Tablets are slowly but surely dying. Figures from analyst firm IDC show that overall tablet shipments fell by 6.5 percent to 163.5 million units last year. That’s down from 174.9 million in 2016 when the annual decrease was in double digits. 2018 is set to continue the trend, painting a grim picture for tablets.
Tablets were super popular a few years ago before smartphone displays started becoming a lot bigger, encroaching into their niche. There sure must have been a reason for this popularity, right? So what are tablets good for? What do tablets do better than smartphones?
Before we get into it, a little backstory. Tablets came into existence back when phones were tiny and rather limited in functionality. Smartphones were still in their infancy and 2.5-inch displays were the standard. The first tablet I remember is the Motorola Xoom from 2011. At the time, it had a lot going for it; a 10.1” display, 1GB RAM and up to 64GB storage. Phones at the time came with a quarter of these specs. If you needed something more powerful than a smartphone, but not the power of a PC or laptop; get a tablet.

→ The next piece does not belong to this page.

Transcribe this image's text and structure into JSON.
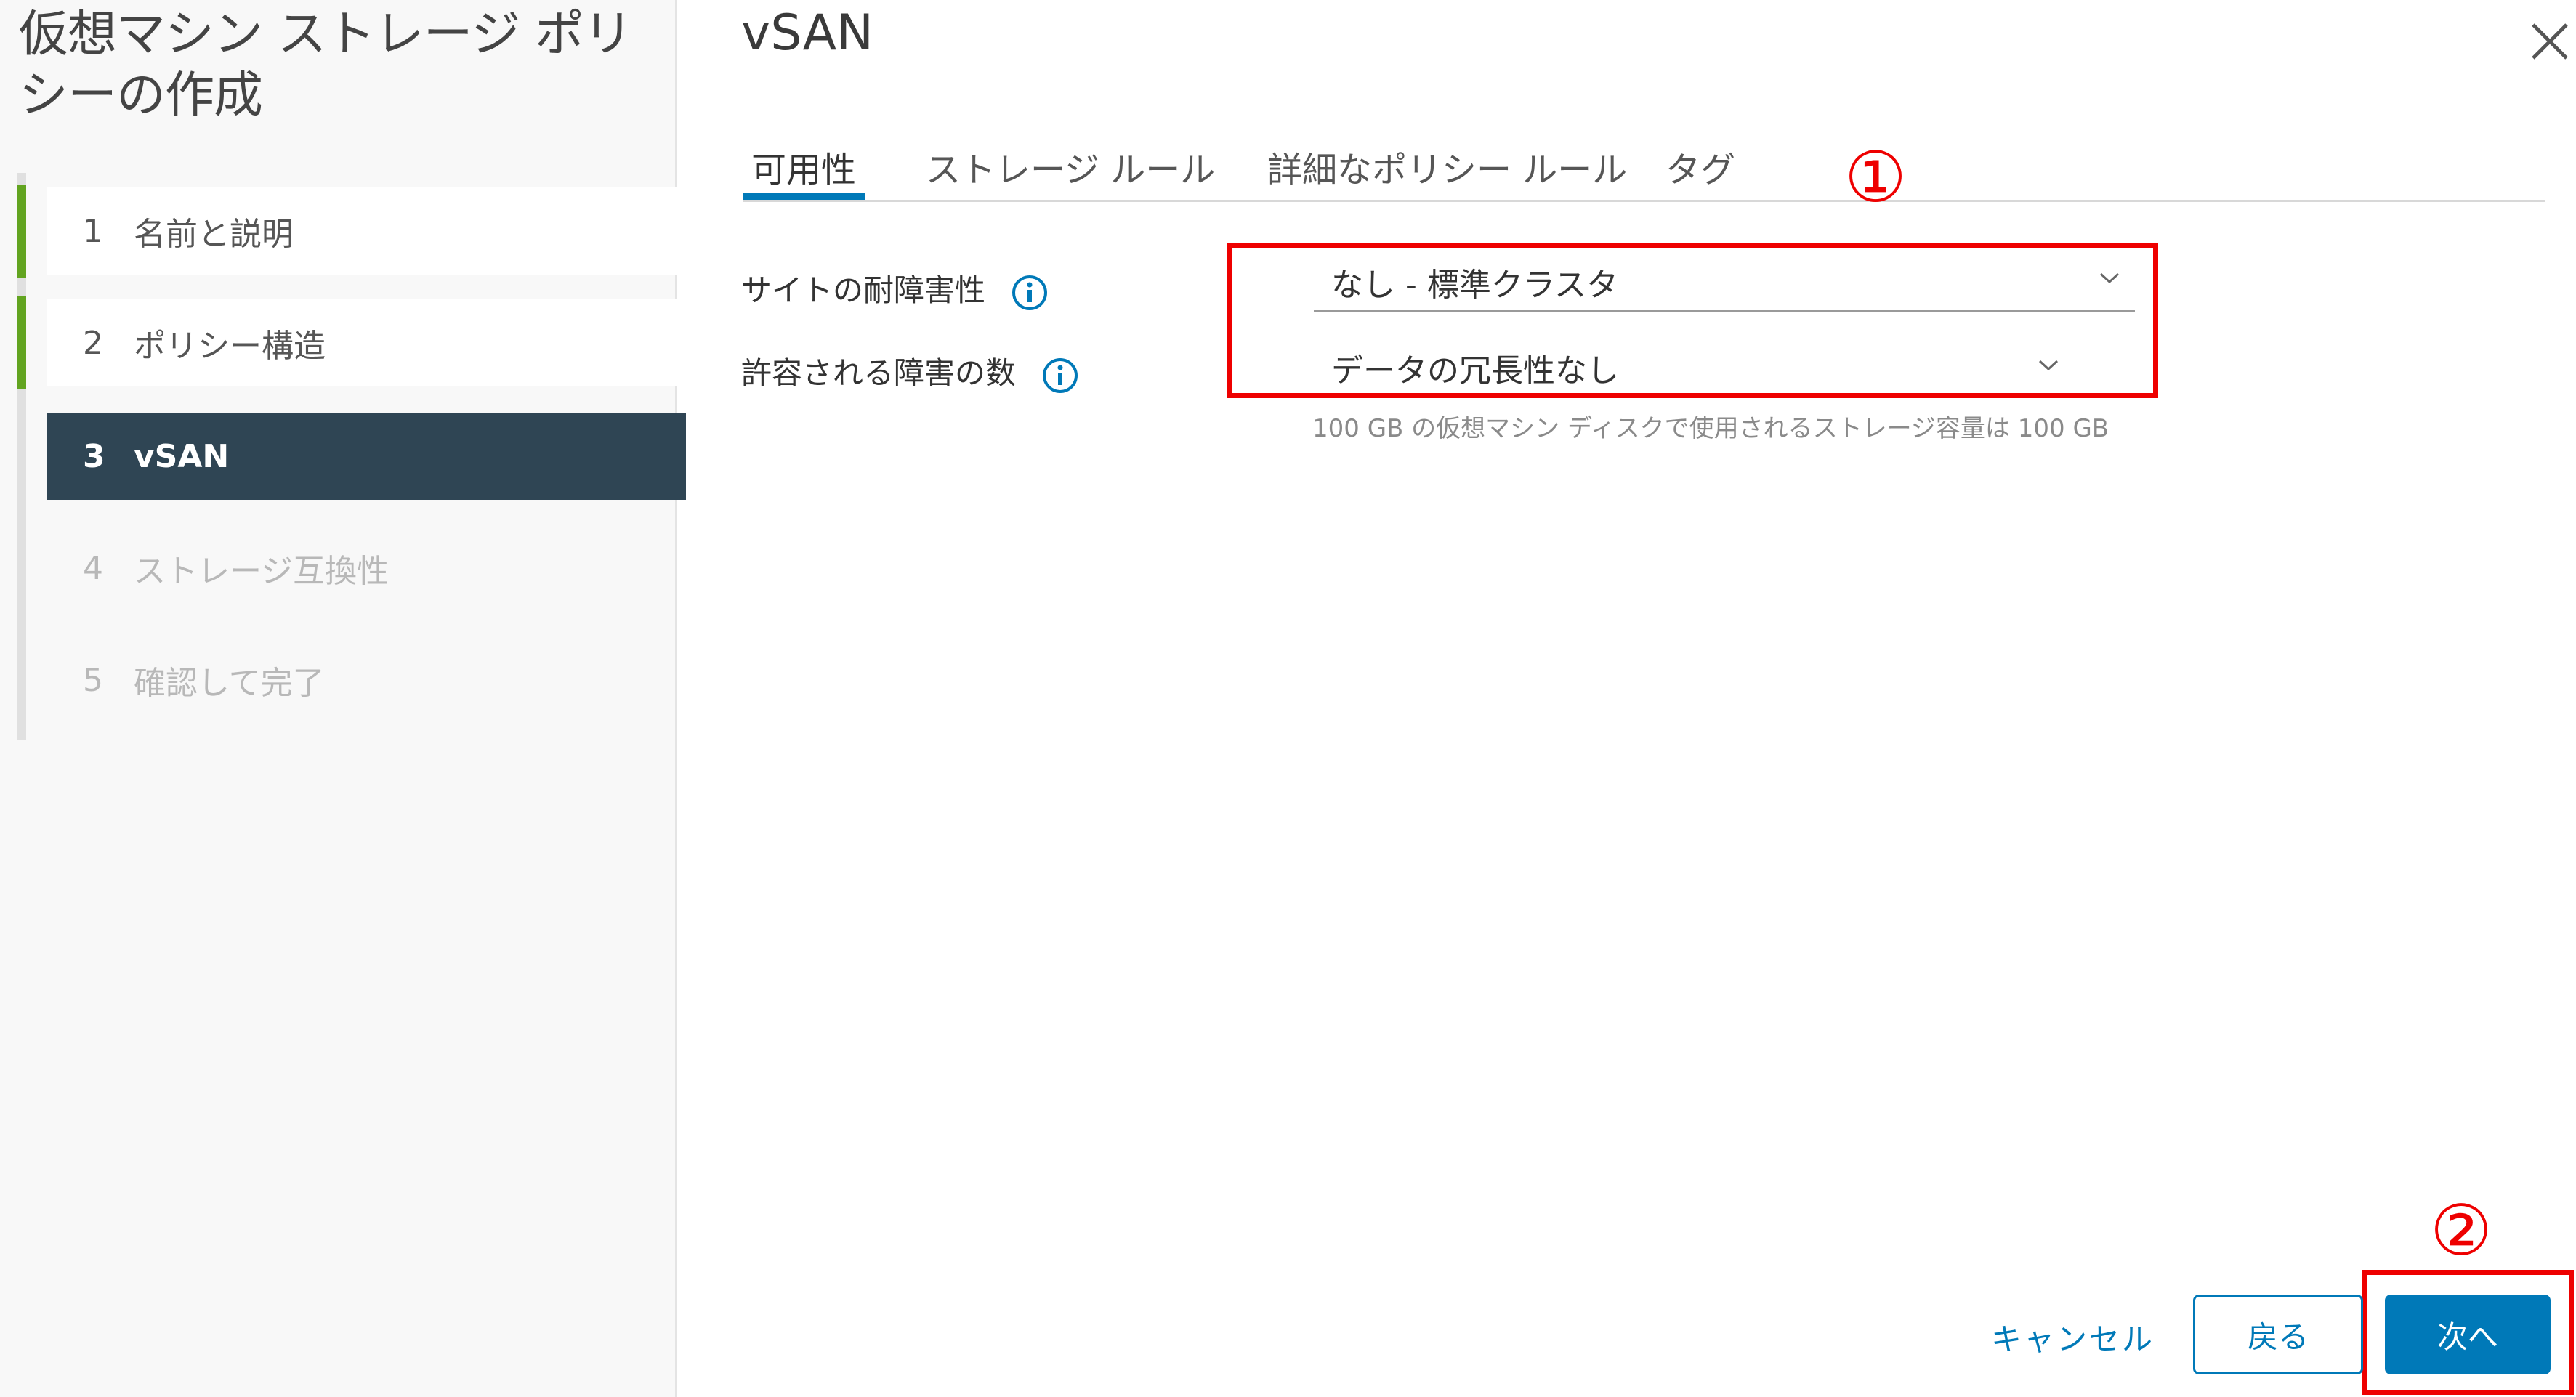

Since then, phones became more and more powerful with bigger displays, effectively encroaching into the main selling points of tablets. However, some perks that came with having a tablet just can’t be replicated.
Advantages of tablets over Smartphones
That said, let us look at these perks. The biggest advantage of tablets over smartphones is in the screen real-estate. Most of the advantages will, therefore, hinge on the use of the larger displays.
Bigger is always better right? For the most part, yes. Tablets often come with rather big displays. Not as big as laptops but remarkably bigger than your average smartphone. This makes consuming media like YouTube videos, Netflix or Movies a more enjoyable affair than if you were to do that on a smartphone.
This made tablets the perfect gadgets to binge-watch your favorite show on over that lousy weekend as laptops were a little too bulky. This remains true today.
There is only so much you can do with the split-screen on your Android. Having two apps side by side on a 5- inch display, as cool as it sounds, might not be as practical. Pull up the keyboard and one app is squeezed out of view. Tablets with the bigger displays make much more sense. You can use multiple apps at once, drag and drop windows, much like in a PC. This is a much more usable environment.
You can be working on a spreadsheet in one window and a Word document on the other. You can have a WordPress window open and a Chrome window at the same time…you get the idea.
One of the biggest complaints with smartphones is their shitty battery-life. The inability of a device to last you through a full working day is frustrating, to say the least. Tablets are known to be battery warriors. These things can last for weeks on a single charge with little usage and days with moderate usage.